    the fact is, people are using the ‘autopilot’ feature as an….autopilot! Gee, who could foresee THAT!?!

    • TheZip

      Can’t fix stupid. It isn’t advertised as either a self driving or autonomous driving feature. It’s is quantum leaps above simple adaptive cruise control but you are required to always be in control.

      This isn’t any different that the fools who will blindly drive off a cliff if GPS tell them to.

      These devices are tools not crutches. But of course many humans are too stupid to realize that.

      • John Stevens

        The AP in a plane is exactly what you said, a tool. The pilot (or driver) is required to monitor the vehicle and take immediately control if amiss. If an accident happens, don’t blame the AP.

        This accident is similar to Asiana 214 whose pilots watched as the perfectly functioning 777 they were supposedly flying crashed into the SFO seawall because they didn’t know how the AP (flight director) modes worked. https://www.bloomberg.com/news/videos/b/175b7626-48a6-433a-be0c-e19617eec420

        • David Phillips

          And it’s much more dangerous in an automobile. A split second missed warning can make the difference between going off the road and into a ditch or flying through a red light into a busy intersection.
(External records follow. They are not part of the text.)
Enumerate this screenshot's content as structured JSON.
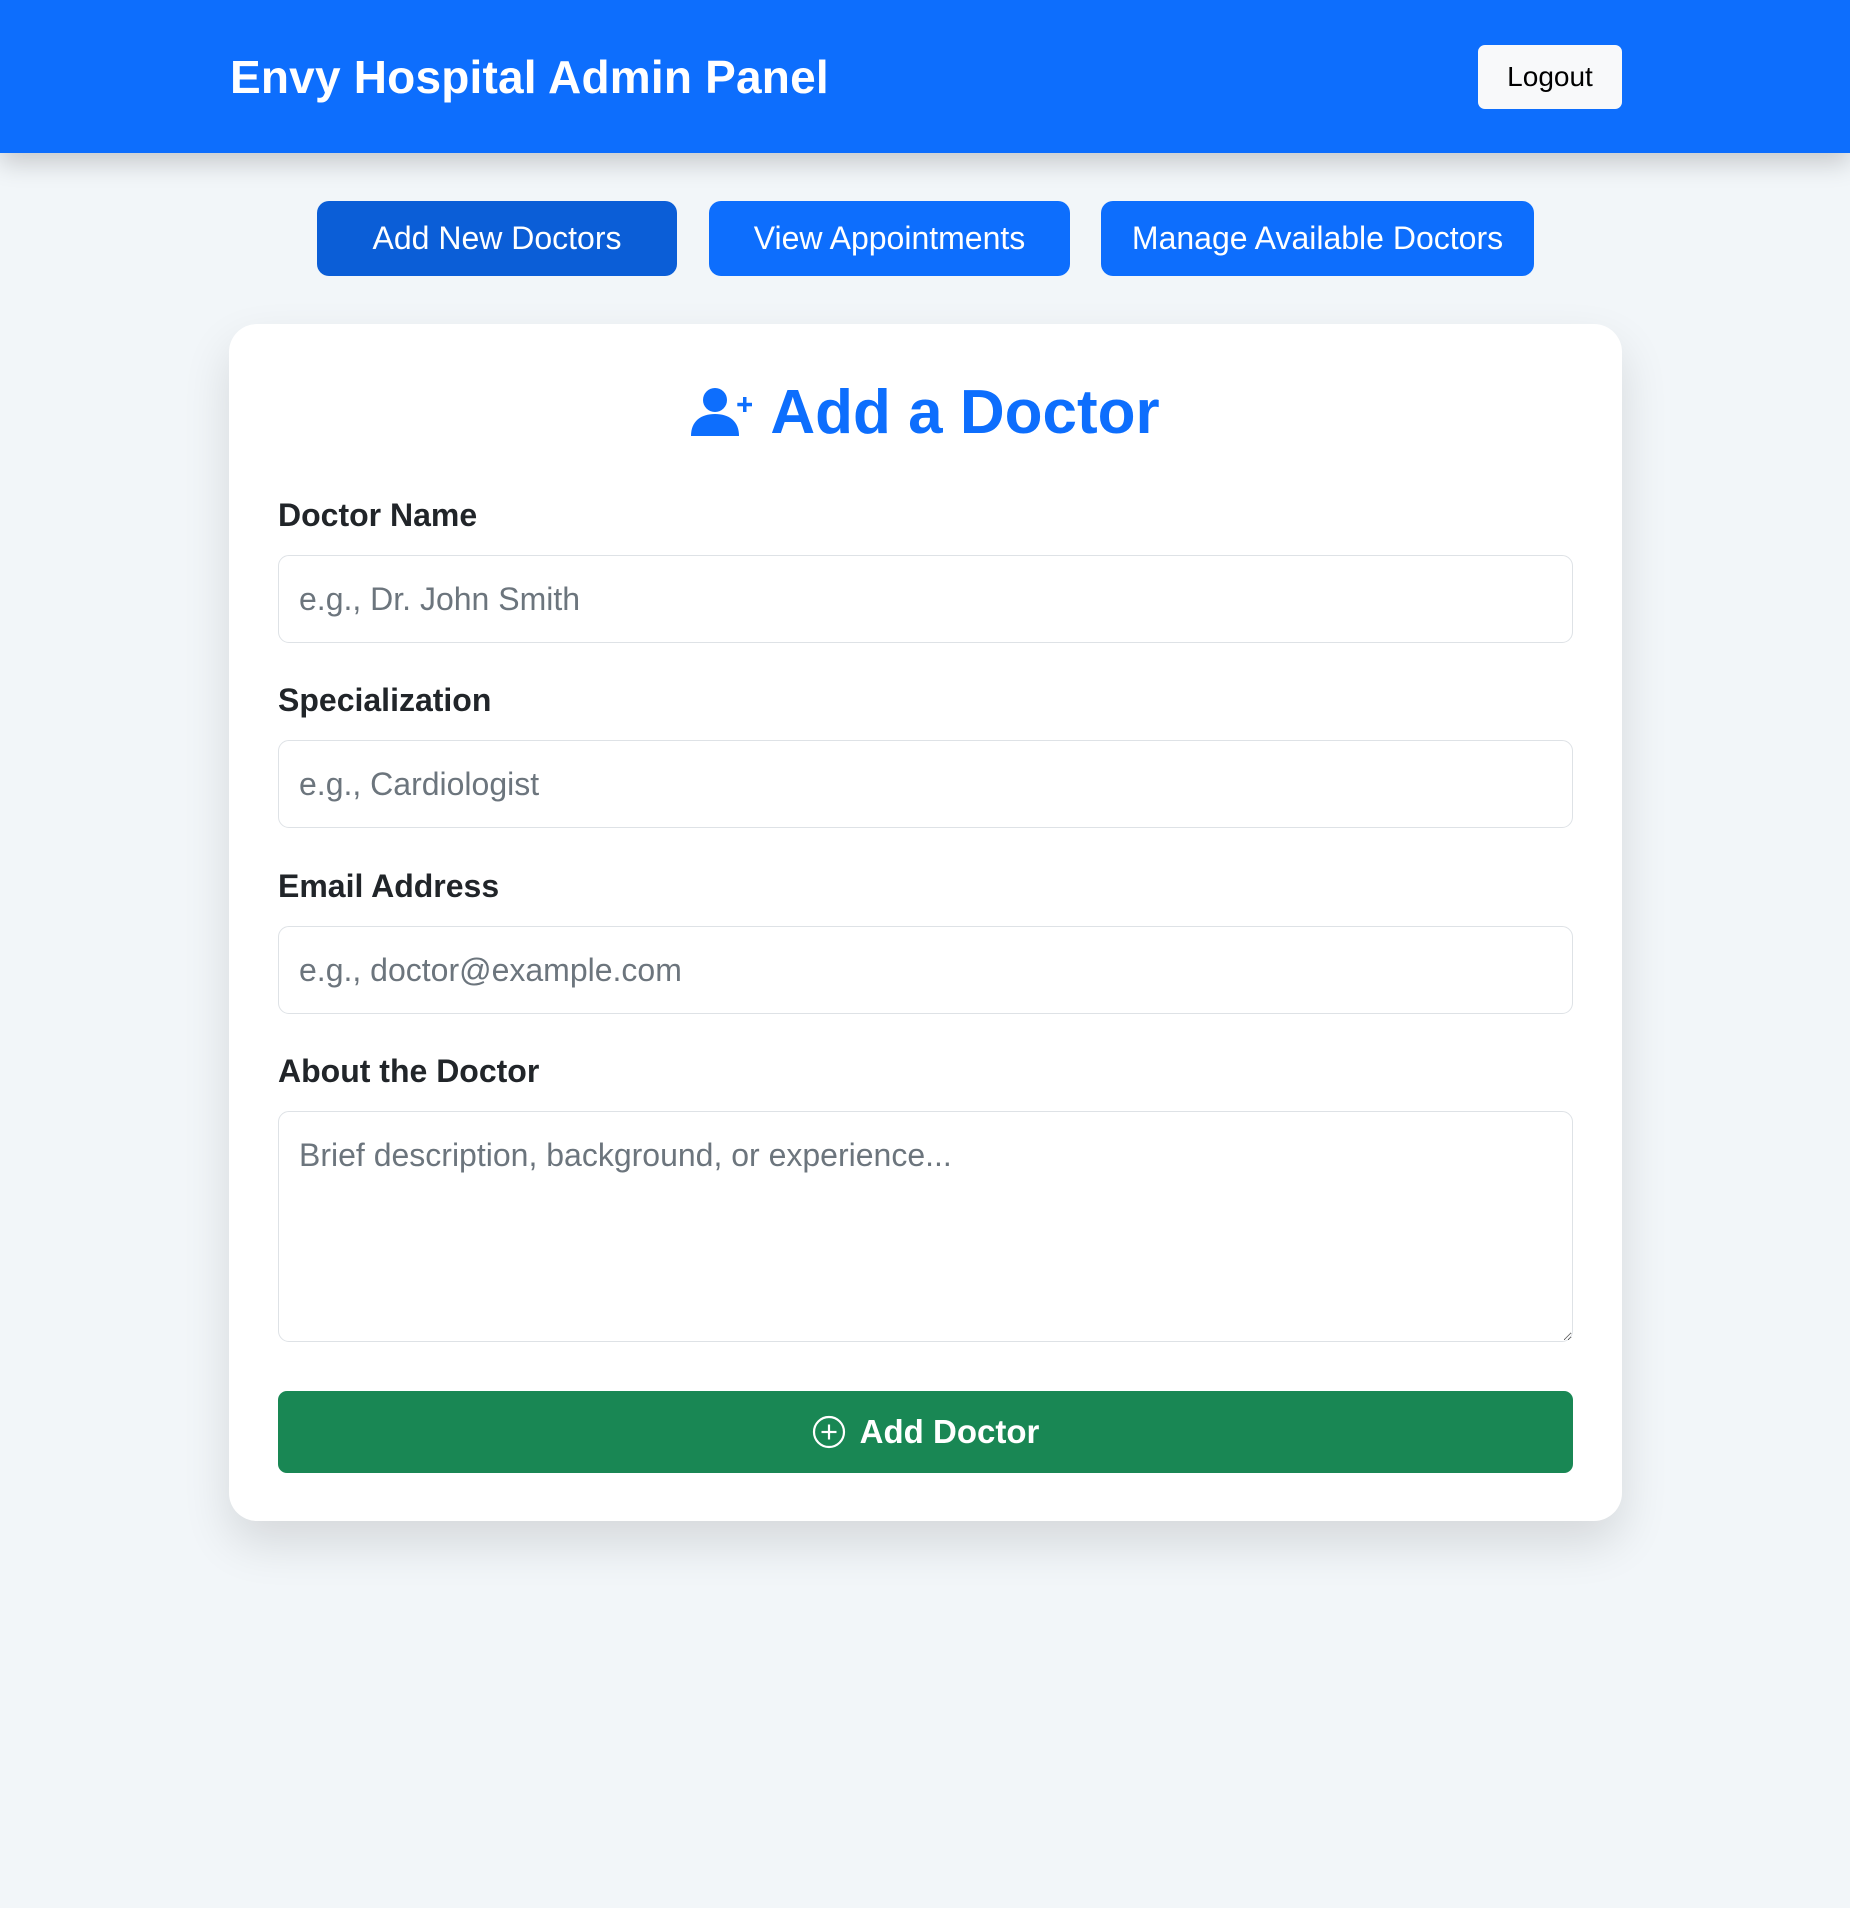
{
  "header": {
    "title": "Envy Hospital Admin Panel",
    "logout_label": "Logout"
  },
  "tabs": [
    {
      "label": "Add New Doctors",
      "active": true
    },
    {
      "label": "View Appointments",
      "active": false
    },
    {
      "label": "Manage Available Doctors",
      "active": false
    }
  ],
  "form": {
    "title": "Add a Doctor",
    "title_icon": "user-plus-icon",
    "fields": {
      "name": {
        "label": "Doctor Name",
        "placeholder": "e.g., Dr. John Smith",
        "value": ""
      },
      "specialization": {
        "label": "Specialization",
        "placeholder": "e.g., Cardiologist",
        "value": ""
      },
      "email": {
        "label": "Email Address",
        "placeholder": "e.g., doctor@example.com",
        "value": ""
      },
      "about": {
        "label": "About the Doctor",
        "placeholder": "Brief description, background, or experience...",
        "value": ""
      }
    },
    "submit_label": "Add Doctor",
    "submit_icon": "plus-circle-icon"
  },
  "colors": {
    "primary": "#0d6efd",
    "primary_active": "#0b5ed7",
    "success": "#198754",
    "background": "#f2f6f9"
  }
}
    • uluzi

      The feature needs a name change…like auto-assist, or driver-assist. “Autopilot” implies that the vehicle runs by itself in the way an airplane can in certain conditions…even if most people probably know that even in the air, an airplane canNOT fly completely on its own (from takeoff to landing), and I assume needs to be monitored throughout.

  • David Phillips

    Just wait until this technology is in the hands of everyone. People will be crashing and burning all over the place.

    But, hey, the auto-pilot tried to warn them…

    • JB

      And people are not doing that already with manual pilot?

  • OaktownCoug

    If you don’t want to drive call Uber. The only advantage I see in driverless cars is if someone is too old to renew their drivers license.